### [AIM OF THE EXERCISE]
Your copy should match the records exactly, except that it contains no pictures.

### [MATERIAL FOR THE TASK]

——

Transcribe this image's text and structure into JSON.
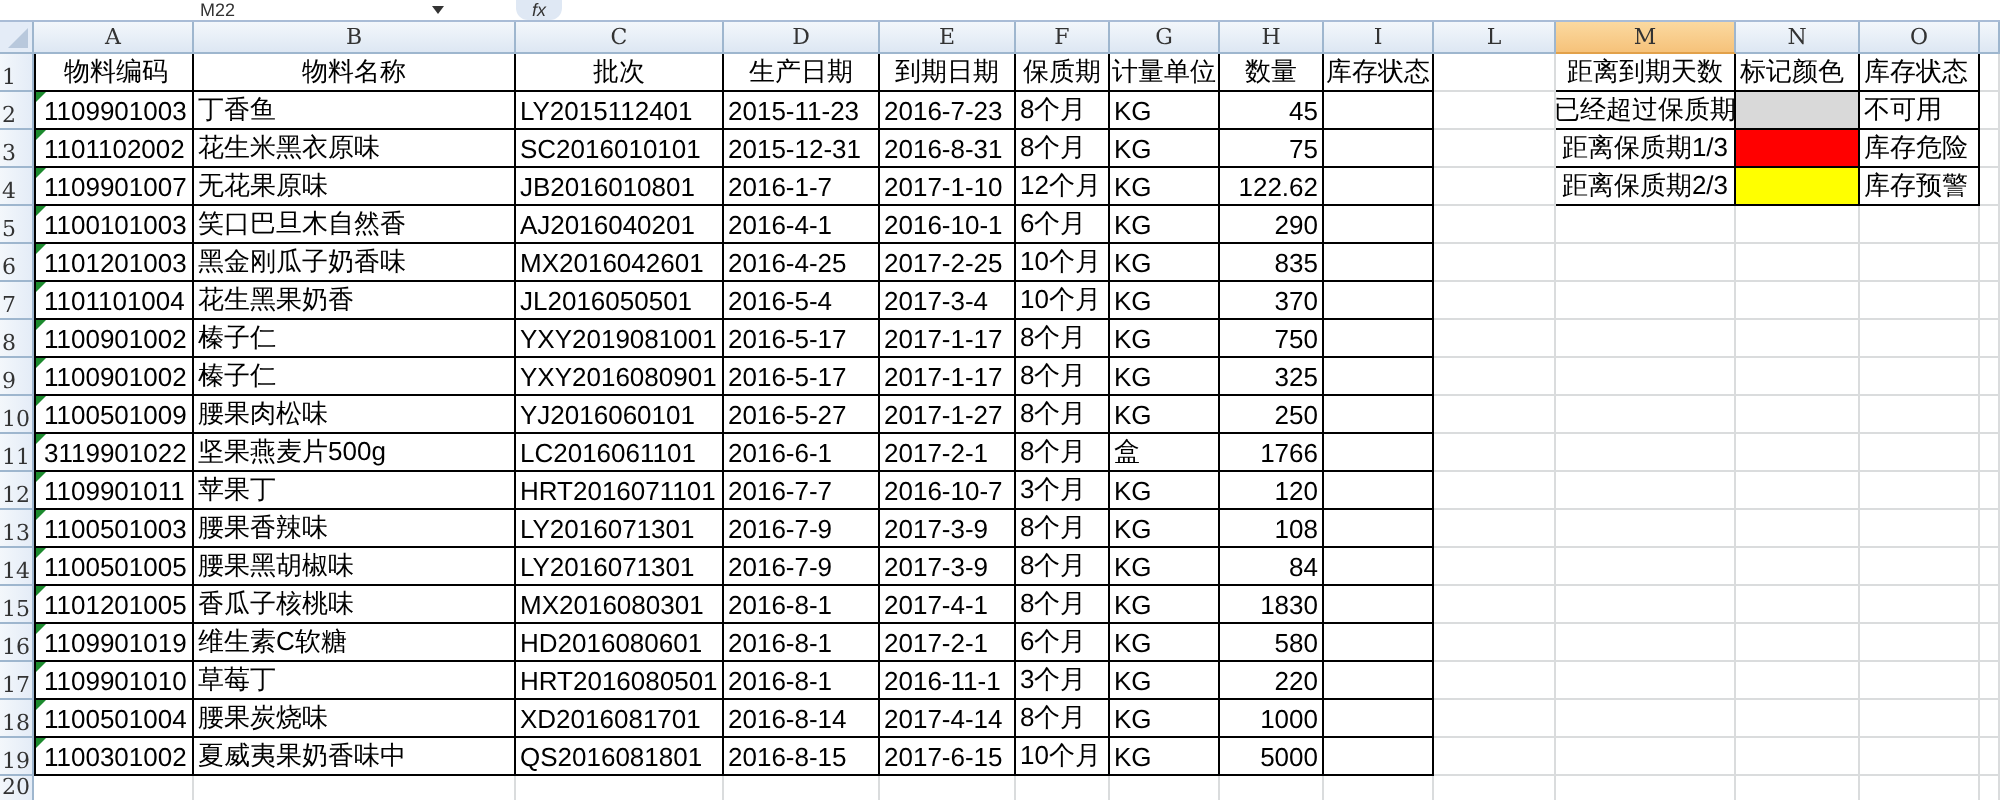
{
  "formula_bar": {
    "name_box": "M22",
    "function_button": "fx"
  },
  "columns": [
    {
      "label": "A",
      "selected": false
    },
    {
      "label": "B",
      "selected": false
    },
    {
      "label": "C",
      "selected": false
    },
    {
      "label": "D",
      "selected": false
    },
    {
      "label": "E",
      "selected": false
    },
    {
      "label": "F",
      "selected": false
    },
    {
      "label": "G",
      "selected": false
    },
    {
      "label": "H",
      "selected": false
    },
    {
      "label": "I",
      "selected": false
    },
    {
      "label": "L",
      "selected": false
    },
    {
      "label": "M",
      "selected": true
    },
    {
      "label": "N",
      "selected": false
    },
    {
      "label": "O",
      "selected": false
    }
  ],
  "rows": [
    {
      "number": "1",
      "text_number": false,
      "cells": [
        "物料编码",
        "物料名称",
        "批次",
        "生产日期",
        "到期日期",
        "保质期",
        "计量单位",
        "数量",
        "库存状态"
      ]
    },
    {
      "number": "2",
      "text_number": true,
      "cells": [
        "1109901003",
        "丁香鱼",
        "LY2015112401",
        "2015-11-23",
        "2016-7-23",
        "8个月",
        "KG",
        "45",
        ""
      ]
    },
    {
      "number": "3",
      "text_number": true,
      "cells": [
        "1101102002",
        "花生米黑衣原味",
        "SC2016010101",
        "2015-12-31",
        "2016-8-31",
        "8个月",
        "KG",
        "75",
        ""
      ]
    },
    {
      "number": "4",
      "text_number": true,
      "cells": [
        "1109901007",
        "无花果原味",
        "JB2016010801",
        "2016-1-7",
        "2017-1-10",
        "12个月",
        "KG",
        "122.62",
        ""
      ]
    },
    {
      "number": "5",
      "text_number": true,
      "cells": [
        "1100101003",
        "笑口巴旦木自然香",
        "AJ2016040201",
        "2016-4-1",
        "2016-10-1",
        "6个月",
        "KG",
        "290",
        ""
      ]
    },
    {
      "number": "6",
      "text_number": true,
      "cells": [
        "1101201003",
        "黑金刚瓜子奶香味",
        "MX2016042601",
        "2016-4-25",
        "2017-2-25",
        "10个月",
        "KG",
        "835",
        ""
      ]
    },
    {
      "number": "7",
      "text_number": true,
      "cells": [
        "1101101004",
        "花生黑果奶香",
        "JL2016050501",
        "2016-5-4",
        "2017-3-4",
        "10个月",
        "KG",
        "370",
        ""
      ]
    },
    {
      "number": "8",
      "text_number": true,
      "cells": [
        "1100901002",
        "榛子仁",
        "YXY2019081001",
        "2016-5-17",
        "2017-1-17",
        "8个月",
        "KG",
        "750",
        ""
      ]
    },
    {
      "number": "9",
      "text_number": true,
      "cells": [
        "1100901002",
        "榛子仁",
        "YXY2016080901",
        "2016-5-17",
        "2017-1-17",
        "8个月",
        "KG",
        "325",
        ""
      ]
    },
    {
      "number": "10",
      "text_number": true,
      "cells": [
        "1100501009",
        "腰果肉松味",
        "YJ2016060101",
        "2016-5-27",
        "2017-1-27",
        "8个月",
        "KG",
        "250",
        ""
      ]
    },
    {
      "number": "11",
      "text_number": true,
      "cells": [
        "3119901022",
        "坚果燕麦片500g",
        "LC2016061101",
        "2016-6-1",
        "2017-2-1",
        "8个月",
        "盒",
        "1766",
        ""
      ]
    },
    {
      "number": "12",
      "text_number": true,
      "cells": [
        "1109901011",
        "苹果丁",
        "HRT2016071101",
        "2016-7-7",
        "2016-10-7",
        "3个月",
        "KG",
        "120",
        ""
      ]
    },
    {
      "number": "13",
      "text_number": true,
      "cells": [
        "1100501003",
        "腰果香辣味",
        "LY2016071301",
        "2016-7-9",
        "2017-3-9",
        "8个月",
        "KG",
        "108",
        ""
      ]
    },
    {
      "number": "14",
      "text_number": true,
      "cells": [
        "1100501005",
        "腰果黑胡椒味",
        "LY2016071301",
        "2016-7-9",
        "2017-3-9",
        "8个月",
        "KG",
        "84",
        ""
      ]
    },
    {
      "number": "15",
      "text_number": true,
      "cells": [
        "1101201005",
        "香瓜子核桃味",
        "MX2016080301",
        "2016-8-1",
        "2017-4-1",
        "8个月",
        "KG",
        "1830",
        ""
      ]
    },
    {
      "number": "16",
      "text_number": true,
      "cells": [
        "1109901019",
        "维生素C软糖",
        "HD2016080601",
        "2016-8-1",
        "2017-2-1",
        "6个月",
        "KG",
        "580",
        ""
      ]
    },
    {
      "number": "17",
      "text_number": true,
      "cells": [
        "1109901010",
        "草莓丁",
        "HRT2016080501",
        "2016-8-1",
        "2016-11-1",
        "3个月",
        "KG",
        "220",
        ""
      ]
    },
    {
      "number": "18",
      "text_number": true,
      "cells": [
        "1100501004",
        "腰果炭烧味",
        "XD2016081701",
        "2016-8-14",
        "2017-4-14",
        "8个月",
        "KG",
        "1000",
        ""
      ]
    },
    {
      "number": "19",
      "text_number": true,
      "cells": [
        "1100301002",
        "夏威夷果奶香味中",
        "QS2016081801",
        "2016-8-15",
        "2017-6-15",
        "10个月",
        "KG",
        "5000",
        ""
      ]
    }
  ],
  "extra_rows": [
    "20"
  ],
  "legend": {
    "header": [
      "距离到期天数",
      "标记颜色",
      "库存状态"
    ],
    "items": [
      {
        "label": "已经超过保质期",
        "color": "#d9d9d9",
        "status": "不可用"
      },
      {
        "label": "距离保质期1/3",
        "color": "#ff0000",
        "status": "库存危险"
      },
      {
        "label": "距离保质期2/3",
        "color": "#ffff00",
        "status": "库存预警"
      }
    ]
  }
}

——

### [EXERCISE RESULT]
Transcribe this image's text and structure into JSON.
{
  "formula_bar": {
    "name_box": "M22",
    "function_button": "fx"
  },
  "columns": [
    {
      "label": "A",
      "selected": false
    },
    {
      "label": "B",
      "selected": false
    },
    {
      "label": "C",
      "selected": false
    },
    {
      "label": "D",
      "selected": false
    },
    {
      "label": "E",
      "selected": false
    },
    {
      "label": "F",
      "selected": false
    },
    {
      "label": "G",
      "selected": false
    },
    {
      "label": "H",
      "selected": false
    },
    {
      "label": "I",
      "selected": false
    },
    {
      "label": "L",
      "selected": false
    },
    {
      "label": "M",
      "selected": true
    },
    {
      "label": "N",
      "selected": false
    },
    {
      "label": "O",
      "selected": false
    }
  ],
  "rows": [
    {
      "number": "1",
      "text_number": false,
      "cells": [
        "物料编码",
        "物料名称",
        "批次",
        "生产日期",
        "到期日期",
        "保质期",
        "计量单位",
        "数量",
        "库存状态"
      ]
    },
    {
      "number": "2",
      "text_number": true,
      "cells": [
        "1109901003",
        "丁香鱼",
        "LY2015112401",
        "2015-11-23",
        "2016-7-23",
        "8个月",
        "KG",
        "45",
        ""
      ]
    },
    {
      "number": "3",
      "text_number": true,
      "cells": [
        "1101102002",
        "花生米黑衣原味",
        "SC2016010101",
        "2015-12-31",
        "2016-8-31",
        "8个月",
        "KG",
        "75",
        ""
      ]
    },
    {
      "number": "4",
      "text_number": true,
      "cells": [
        "1109901007",
        "无花果原味",
        "JB2016010801",
        "2016-1-7",
        "2017-1-10",
        "12个月",
        "KG",
        "122.62",
        ""
      ]
    },
    {
      "number": "5",
      "text_number": true,
      "cells": [
        "1100101003",
        "笑口巴旦木自然香",
        "AJ2016040201",
        "2016-4-1",
        "2016-10-1",
        "6个月",
        "KG",
        "290",
        ""
      ]
    },
    {
      "number": "6",
      "text_number": true,
      "cells": [
        "1101201003",
        "黑金刚瓜子奶香味",
        "MX2016042601",
        "2016-4-25",
        "2017-2-25",
        "10个月",
        "KG",
        "835",
        ""
      ]
    },
    {
      "number": "7",
      "text_number": true,
      "cells": [
        "1101101004",
        "花生黑果奶香",
        "JL2016050501",
        "2016-5-4",
        "2017-3-4",
        "10个月",
        "KG",
        "370",
        ""
      ]
    },
    {
      "number": "8",
      "text_number": true,
      "cells": [
        "1100901002",
        "榛子仁",
        "YXY2019081001",
        "2016-5-17",
        "2017-1-17",
        "8个月",
        "KG",
        "750",
        ""
      ]
    },
    {
      "number": "9",
      "text_number": true,
      "cells": [
        "1100901002",
        "榛子仁",
        "YXY2016080901",
        "2016-5-17",
        "2017-1-17",
        "8个月",
        "KG",
        "325",
        ""
      ]
    },
    {
      "number": "10",
      "text_number": true,
      "cells": [
        "1100501009",
        "腰果肉松味",
        "YJ2016060101",
        "2016-5-27",
        "2017-1-27",
        "8个月",
        "KG",
        "250",
        ""
      ]
    },
    {
      "number": "11",
      "text_number": true,
      "cells": [
        "3119901022",
        "坚果燕麦片500g",
        "LC2016061101",
        "2016-6-1",
        "2017-2-1",
        "8个月",
        "盒",
        "1766",
        ""
      ]
    },
    {
      "number": "12",
      "text_number": true,
      "cells": [
        "1109901011",
        "苹果丁",
        "HRT2016071101",
        "2016-7-7",
        "2016-10-7",
        "3个月",
        "KG",
        "120",
        ""
      ]
    },
    {
      "number": "13",
      "text_number": true,
      "cells": [
        "1100501003",
        "腰果香辣味",
        "LY2016071301",
        "2016-7-9",
        "2017-3-9",
        "8个月",
        "KG",
        "108",
        ""
      ]
    },
    {
      "number": "14",
      "text_number": true,
      "cells": [
        "1100501005",
        "腰果黑胡椒味",
        "LY2016071301",
        "2016-7-9",
        "2017-3-9",
        "8个月",
        "KG",
        "84",
        ""
      ]
    },
    {
      "number": "15",
      "text_number": true,
      "cells": [
        "1101201005",
        "香瓜子核桃味",
        "MX2016080301",
        "2016-8-1",
        "2017-4-1",
        "8个月",
        "KG",
        "1830",
        ""
      ]
    },
    {
      "number": "16",
      "text_number": true,
      "cells": [
        "1109901019",
        "维生素C软糖",
        "HD2016080601",
        "2016-8-1",
        "2017-2-1",
        "6个月",
        "KG",
        "580",
        ""
      ]
    },
    {
      "number": "17",
      "text_number": true,
      "cells": [
        "1109901010",
        "草莓丁",
        "HRT2016080501",
        "2016-8-1",
        "2016-11-1",
        "3个月",
        "KG",
        "220",
        ""
      ]
    },
    {
      "number": "18",
      "text_number": true,
      "cells": [
        "1100501004",
        "腰果炭烧味",
        "XD2016081701",
        "2016-8-14",
        "2017-4-14",
        "8个月",
        "KG",
        "1000",
        ""
      ]
    },
    {
      "number": "19",
      "text_number": true,
      "cells": [
        "1100301002",
        "夏威夷果奶香味中",
        "QS2016081801",
        "2016-8-15",
        "2017-6-15",
        "10个月",
        "KG",
        "5000",
        ""
      ]
    }
  ],
  "extra_rows": [
    "20"
  ],
  "legend": {
    "header": [
      "距离到期天数",
      "标记颜色",
      "库存状态"
    ],
    "items": [
      {
        "label": "已经超过保质期",
        "color": "#d9d9d9",
        "status": "不可用"
      },
      {
        "label": "距离保质期1/3",
        "color": "#ff0000",
        "status": "库存危险"
      },
      {
        "label": "距离保质期2/3",
        "color": "#ffff00",
        "status": "库存预警"
      }
    ]
  }
}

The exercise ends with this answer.